The Pittsburgh Foundation

1990s: Lois Tack ThompsonA visionary donor.

Portrait of Lois Tack Thompson. Artist unknown.

Kitty Julian

By Kitty Julian
Kitty Julian is director of communications at The Pittsburgh Foundation.

The decade marked the beginning of the region’s long, arduous climb out of the economic devastation from the loss of the steel industry toward a more diversified economy dominated by “eds and meds” (university and medical research and technology). About 58,000 more people left the region than entered in the 1990s, with many leaving for employment in Sunbelt and West Coast cities such as Phoenix and Seattle.

Labor unrest spiked, with the city’s newspapers and transit systems among industries affected. Despite, or perhaps because of, the instability as the region made painful shifts to a new economy, Pittsburgh Foundation donors continued to give at record levels. It was during this period that the Lois Tack Thompson Fund set a new benchmark for generosity.

Lois Tack Thompson

LOIS TACK THOMPSON was a dignified, no-nonsense woman raised amid wealth and privilege in Sewickley as the heiress to an oil company president. She valued her privacy and adored animals. In 1984, she established a $20,000 fund at The Pittsburgh Foundation to support programs benefiting children and adults with vision impairment.

After her death in 1991, $15 million was transferred from her estate to the fund. It was the largest gift from an individual donor in The Foundation’s history, and was transformational, significantly expanding the Foundation’s grant-making potential to benefit people of all ages with disabilities and to organizations focused on animal welfare.
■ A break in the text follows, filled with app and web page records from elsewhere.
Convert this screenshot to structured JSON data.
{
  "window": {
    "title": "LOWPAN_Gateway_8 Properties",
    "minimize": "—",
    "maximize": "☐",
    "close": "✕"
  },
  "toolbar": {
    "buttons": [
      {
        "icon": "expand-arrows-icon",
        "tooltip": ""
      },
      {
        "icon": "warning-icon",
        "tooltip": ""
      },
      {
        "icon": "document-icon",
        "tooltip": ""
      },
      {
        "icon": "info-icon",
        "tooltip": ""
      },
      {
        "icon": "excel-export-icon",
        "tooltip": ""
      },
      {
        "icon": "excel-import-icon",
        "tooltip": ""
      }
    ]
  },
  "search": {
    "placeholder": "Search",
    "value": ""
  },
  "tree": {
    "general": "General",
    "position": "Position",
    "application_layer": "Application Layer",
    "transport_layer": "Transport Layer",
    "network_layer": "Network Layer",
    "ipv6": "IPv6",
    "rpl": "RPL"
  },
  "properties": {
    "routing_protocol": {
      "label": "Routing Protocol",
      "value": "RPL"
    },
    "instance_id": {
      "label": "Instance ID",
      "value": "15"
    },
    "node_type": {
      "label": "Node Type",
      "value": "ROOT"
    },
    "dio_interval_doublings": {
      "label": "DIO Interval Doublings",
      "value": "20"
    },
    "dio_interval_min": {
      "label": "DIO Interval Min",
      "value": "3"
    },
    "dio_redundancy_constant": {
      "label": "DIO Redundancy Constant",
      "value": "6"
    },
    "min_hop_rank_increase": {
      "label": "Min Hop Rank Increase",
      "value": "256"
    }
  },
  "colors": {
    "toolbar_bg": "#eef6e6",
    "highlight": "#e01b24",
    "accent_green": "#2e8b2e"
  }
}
Western Pennsylvania School for Blind Children had been awarded a small grant in 1990 for theatrical performances for children with visual impairment and other sensory disorders. The school received $17,000 from the fund in 1992 for Camp Bark & Meow, which offered day programs during the summer that enabled children with visual disabilities to interact with a variety of pets.

In 1993, the fund awarded $100,000 to the Mon Valley Educational Consortia to improve schools. In 1994, it awarded $180,000 to support youth-employment initiatives, $100,000 in capital for community redevelopment in East Liberty and $150,000 to support Pittsburgh’s Cultural District.
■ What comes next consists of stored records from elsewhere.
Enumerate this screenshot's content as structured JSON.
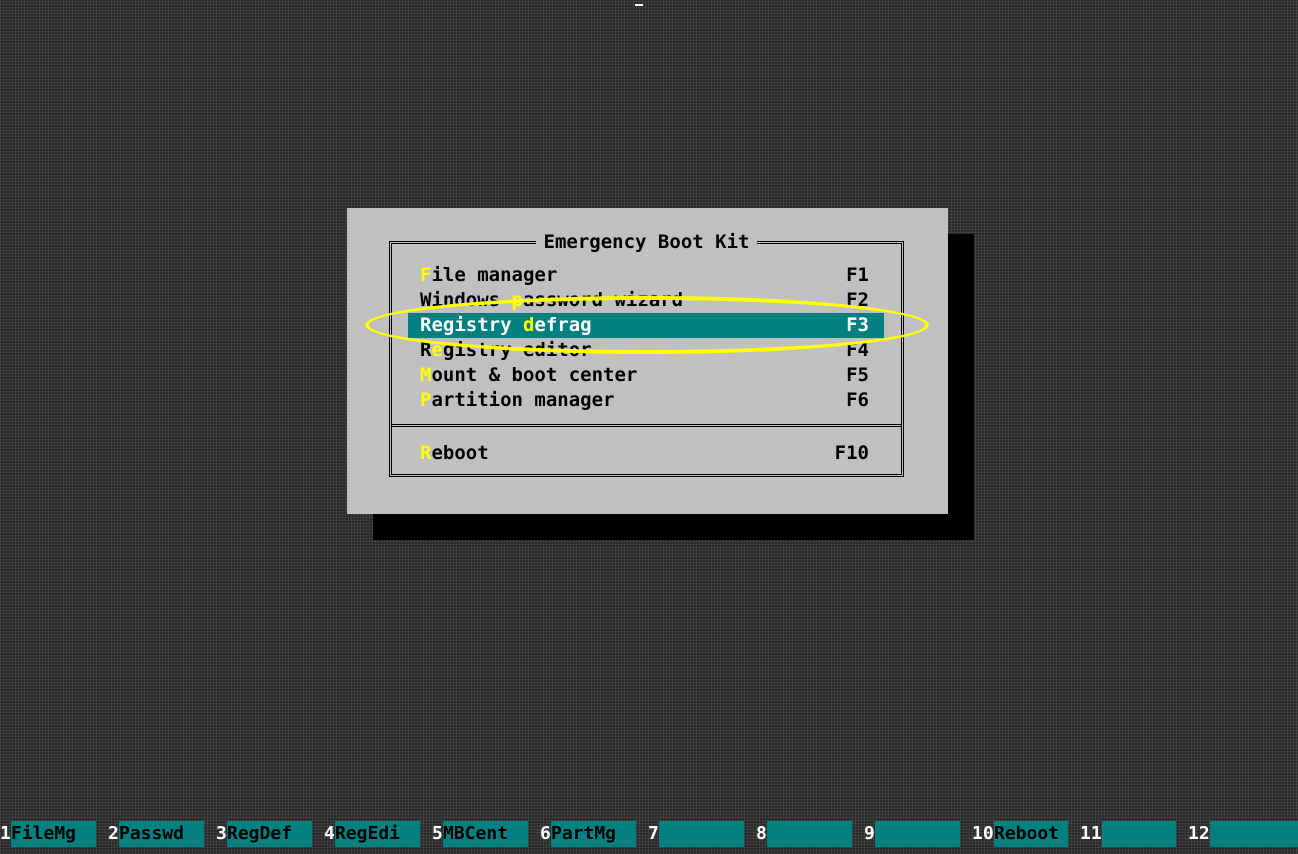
{
  "dialog": {
    "title": "Emergency Boot Kit",
    "items": [
      {
        "hot": "F",
        "rest": "ile manager",
        "key": "F1"
      },
      {
        "pre": "Windows ",
        "hot": "p",
        "rest": "assword wizard",
        "key": "F2"
      },
      {
        "pre": "Registry ",
        "hot": "d",
        "rest": "efrag",
        "key": "F3",
        "selected": true
      },
      {
        "pre": "R",
        "hot": "e",
        "rest": "gistry editor",
        "key": "F4"
      },
      {
        "hot": "M",
        "rest": "ount & boot center",
        "key": "F5"
      },
      {
        "hot": "P",
        "rest": "artition manager",
        "key": "F6"
      }
    ],
    "reboot": {
      "hot": "R",
      "rest": "eboot",
      "key": "F10"
    }
  },
  "fkeys": [
    {
      "num": "1",
      "label": "FileMg"
    },
    {
      "num": "2",
      "label": "Passwd"
    },
    {
      "num": "3",
      "label": "RegDef"
    },
    {
      "num": "4",
      "label": "RegEdi"
    },
    {
      "num": "5",
      "label": "MBCent"
    },
    {
      "num": "6",
      "label": "PartMg"
    },
    {
      "num": "7",
      "label": ""
    },
    {
      "num": "8",
      "label": ""
    },
    {
      "num": "9",
      "label": ""
    },
    {
      "num": "10",
      "label": "Reboot"
    },
    {
      "num": "11",
      "label": ""
    },
    {
      "num": "12",
      "label": ""
    }
  ],
  "colors": {
    "selected_bg": "#008080",
    "hotkey": "#ffff00",
    "dialog_bg": "#c0c0c0",
    "annotation_ring": "#ffff00"
  }
}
All the while, the fund continued to help improve life prospects for people with disabilities. A $75,000 grant in 2016 to Life’s Work of Western Pennsylvania helped to expand employment opportunities for young adults with disabilities, and $50,000 to Pittsburgh Conservation Corps put hard-to-employ people to work in habitat restoration in the Pittsburgh region.

Today, the fund is vital to the Foundation’s efforts to support community development. Among key grants are $250,000 in seed funding for the Foundation’s Social Justice Fund and $84,500 to support efforts by the Southwestern Pennsylvania Environmental Health Project to expand citizen science in monitoring the health effects of fracking.


  • The Multicultural Arts Initiative is launched in collaboration with The Heinz Endowments to increase grants to African American artists and arts  organizations representing diverse points of view. The MCAI has since evolved into the Advancing Black Arts in Pittsburgh funding stream.


  • After 45 years of sharing office space with the Howard Heinz Endowment and the Vira I. Heinz Endowment, the Foundation moves into its own offices at One PPG Place. It also establishes the Legacy Society to honor donors who include the Foundation in their wills.


  • Growing from five funds in 1945 to about 500, the 50th anniversary is marked by a record $10.5 million in grantmaking.
  • Total assets reach a record $312.6 million.


  • Medical Research Initiative to fight cancer, heart disease, arthritis and diabetes. In 2019, annual medical research grantmaking reaches about $4.1 million.

Original story appeared in the Forum Quarterly Winter 2020.